Denying Victorians access to these new gases is a clear lost opportunity. But it also means switching in-home appliances from gas to electricity. That cost is entirely borne by home owners. Recent Frontier Economics data shows the cost of this is between $21,500 and $42,000 per dwelling – depending on type and size dwelling and appliances used.
All this for a less reliable power source.
Just last month in South Australia, where the state relies on renewables like solar and wind, gas was the only thing preventing multiple days of blackouts. That reliable back-up will be more important than ever in a decarbonising economy.
What is clear is governments cannot pursue electrification as the sole means to achieve emission reduction targets.
The simple reality is electrification cannot, and will not, do everything. Recent geopolitical events and natural disasters should be demonstrating the importance of having a diverse energy mix to maintain secure energy systems and absorb shocks.
The danger if this isn't approached sensibly is that the prevalence of widespread, persistent and repeated blackouts will be an ongoing reality for Victorians. That's why bedding down a consistent, reliable supply of gas – including renewable, net zero gases – is imperative.
Gas plays a significant role in Australia's energy mix, with over seven million households and businesses using LPG and natural gas for their daily needs.
The gas sector is already contributing to efforts to combat climate change and is well on the way to decarbonise through renewable gases. Governments need to recognise this transition and support the development of renewable gases as part of a circular gas economy.
We know consumers prefer gas for their cooking, heating and hot water. It's also essential in manufacturing, where it cannot be replaced as an industrial heat source nor as an ingredient in many of the products needed in modern life, like mobile phones, fertilisers, pharmaceuticals, plastics, rubber... to list just a few.
With gas clearly needed for our energy security; and gas companies already in transition to renewable, net zero gases; governments should be backing them in, not shutting them out.

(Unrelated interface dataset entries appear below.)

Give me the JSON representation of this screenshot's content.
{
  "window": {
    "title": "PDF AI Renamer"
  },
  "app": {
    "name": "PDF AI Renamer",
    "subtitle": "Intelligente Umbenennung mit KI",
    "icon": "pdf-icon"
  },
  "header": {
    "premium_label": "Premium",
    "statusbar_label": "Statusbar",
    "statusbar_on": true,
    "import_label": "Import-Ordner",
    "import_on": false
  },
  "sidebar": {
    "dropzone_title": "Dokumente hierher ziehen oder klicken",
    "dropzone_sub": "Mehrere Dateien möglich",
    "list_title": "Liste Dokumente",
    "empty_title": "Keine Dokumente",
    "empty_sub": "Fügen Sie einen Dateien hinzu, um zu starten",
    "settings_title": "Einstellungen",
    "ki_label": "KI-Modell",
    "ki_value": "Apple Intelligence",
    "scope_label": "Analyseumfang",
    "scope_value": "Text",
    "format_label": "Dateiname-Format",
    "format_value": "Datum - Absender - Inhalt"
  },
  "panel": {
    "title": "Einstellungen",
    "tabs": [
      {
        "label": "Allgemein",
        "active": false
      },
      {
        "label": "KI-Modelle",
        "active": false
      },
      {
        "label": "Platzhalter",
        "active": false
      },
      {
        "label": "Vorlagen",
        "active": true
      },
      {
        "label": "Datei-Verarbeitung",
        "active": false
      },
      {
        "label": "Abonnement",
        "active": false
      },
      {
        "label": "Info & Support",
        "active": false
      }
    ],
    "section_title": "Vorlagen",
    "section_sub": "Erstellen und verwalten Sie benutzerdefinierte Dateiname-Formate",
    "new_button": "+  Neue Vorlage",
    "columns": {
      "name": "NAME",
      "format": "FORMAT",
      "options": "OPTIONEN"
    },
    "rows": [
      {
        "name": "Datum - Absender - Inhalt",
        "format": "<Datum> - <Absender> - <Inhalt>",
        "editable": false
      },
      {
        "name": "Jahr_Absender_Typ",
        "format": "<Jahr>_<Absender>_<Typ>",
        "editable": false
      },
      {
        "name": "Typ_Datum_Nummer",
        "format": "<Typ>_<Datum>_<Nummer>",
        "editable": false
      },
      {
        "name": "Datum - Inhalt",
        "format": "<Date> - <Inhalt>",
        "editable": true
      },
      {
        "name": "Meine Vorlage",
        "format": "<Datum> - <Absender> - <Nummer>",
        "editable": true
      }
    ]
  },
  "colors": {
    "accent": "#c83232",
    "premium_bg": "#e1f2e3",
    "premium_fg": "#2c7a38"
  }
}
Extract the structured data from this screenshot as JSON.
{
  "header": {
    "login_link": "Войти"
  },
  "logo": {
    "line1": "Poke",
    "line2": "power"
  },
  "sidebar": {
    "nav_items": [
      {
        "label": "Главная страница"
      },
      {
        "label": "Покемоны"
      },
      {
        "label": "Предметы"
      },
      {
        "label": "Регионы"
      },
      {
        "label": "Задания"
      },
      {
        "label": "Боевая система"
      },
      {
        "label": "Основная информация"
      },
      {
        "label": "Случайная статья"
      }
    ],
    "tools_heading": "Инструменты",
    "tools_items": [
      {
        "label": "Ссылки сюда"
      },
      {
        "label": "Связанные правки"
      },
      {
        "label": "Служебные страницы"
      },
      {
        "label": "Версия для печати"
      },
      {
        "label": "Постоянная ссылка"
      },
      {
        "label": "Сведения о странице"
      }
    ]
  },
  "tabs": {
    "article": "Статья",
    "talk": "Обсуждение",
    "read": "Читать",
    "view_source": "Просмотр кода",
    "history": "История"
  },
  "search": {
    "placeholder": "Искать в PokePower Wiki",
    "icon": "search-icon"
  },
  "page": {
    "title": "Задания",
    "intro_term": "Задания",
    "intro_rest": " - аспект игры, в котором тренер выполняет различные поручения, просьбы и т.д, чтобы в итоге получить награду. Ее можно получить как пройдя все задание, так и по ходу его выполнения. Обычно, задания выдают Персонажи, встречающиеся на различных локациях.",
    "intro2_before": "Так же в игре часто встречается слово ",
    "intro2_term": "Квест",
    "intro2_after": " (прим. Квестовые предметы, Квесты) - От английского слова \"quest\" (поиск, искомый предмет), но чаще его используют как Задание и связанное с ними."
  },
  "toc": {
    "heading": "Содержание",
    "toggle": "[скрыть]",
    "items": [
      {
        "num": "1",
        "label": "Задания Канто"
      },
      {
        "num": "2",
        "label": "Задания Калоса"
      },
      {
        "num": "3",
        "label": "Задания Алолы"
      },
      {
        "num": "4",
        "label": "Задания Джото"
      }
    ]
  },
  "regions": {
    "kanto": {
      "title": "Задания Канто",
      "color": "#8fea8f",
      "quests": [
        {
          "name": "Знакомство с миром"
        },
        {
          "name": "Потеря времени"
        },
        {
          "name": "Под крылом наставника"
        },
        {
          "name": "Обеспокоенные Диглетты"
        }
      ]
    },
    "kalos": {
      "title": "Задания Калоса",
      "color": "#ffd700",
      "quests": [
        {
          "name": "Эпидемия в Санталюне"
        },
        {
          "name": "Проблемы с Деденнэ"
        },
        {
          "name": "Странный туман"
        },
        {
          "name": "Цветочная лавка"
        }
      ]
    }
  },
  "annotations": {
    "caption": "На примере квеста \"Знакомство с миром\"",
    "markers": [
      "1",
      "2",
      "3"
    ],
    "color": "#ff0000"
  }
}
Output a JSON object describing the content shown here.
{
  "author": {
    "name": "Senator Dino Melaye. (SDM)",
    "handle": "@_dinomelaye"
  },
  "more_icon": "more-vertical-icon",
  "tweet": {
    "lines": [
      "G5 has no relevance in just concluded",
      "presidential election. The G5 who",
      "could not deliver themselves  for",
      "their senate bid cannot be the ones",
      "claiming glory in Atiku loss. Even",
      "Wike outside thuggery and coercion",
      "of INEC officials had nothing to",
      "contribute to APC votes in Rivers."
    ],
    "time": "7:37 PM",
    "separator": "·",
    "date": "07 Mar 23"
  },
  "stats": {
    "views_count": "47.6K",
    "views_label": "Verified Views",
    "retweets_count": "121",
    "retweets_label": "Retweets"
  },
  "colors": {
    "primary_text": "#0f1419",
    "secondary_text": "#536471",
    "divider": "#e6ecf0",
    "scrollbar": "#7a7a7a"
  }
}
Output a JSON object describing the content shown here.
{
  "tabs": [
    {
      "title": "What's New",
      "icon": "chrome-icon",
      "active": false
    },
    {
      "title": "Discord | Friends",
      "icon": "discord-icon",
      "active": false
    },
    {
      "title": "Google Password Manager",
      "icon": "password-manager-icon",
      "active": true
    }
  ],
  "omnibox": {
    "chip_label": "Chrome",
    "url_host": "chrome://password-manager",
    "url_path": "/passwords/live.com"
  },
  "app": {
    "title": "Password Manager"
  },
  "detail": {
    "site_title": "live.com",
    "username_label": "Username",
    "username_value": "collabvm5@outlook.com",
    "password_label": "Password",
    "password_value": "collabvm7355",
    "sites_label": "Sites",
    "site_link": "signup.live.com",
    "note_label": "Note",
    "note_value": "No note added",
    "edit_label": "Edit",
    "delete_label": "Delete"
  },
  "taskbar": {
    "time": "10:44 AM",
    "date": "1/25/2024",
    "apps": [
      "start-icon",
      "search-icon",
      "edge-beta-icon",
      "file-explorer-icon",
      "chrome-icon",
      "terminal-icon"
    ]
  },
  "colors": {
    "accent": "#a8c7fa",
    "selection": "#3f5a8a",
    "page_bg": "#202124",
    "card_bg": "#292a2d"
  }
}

Published in the Herald Sun, Courier-Mail and NT News newspapers, 18 July 2022.
Next Latest News:
4/8/2022 New GEA Board elected & members honoured
Previous Latest News:
7/7/2022 Clean Energy Fuels Australia joins GEA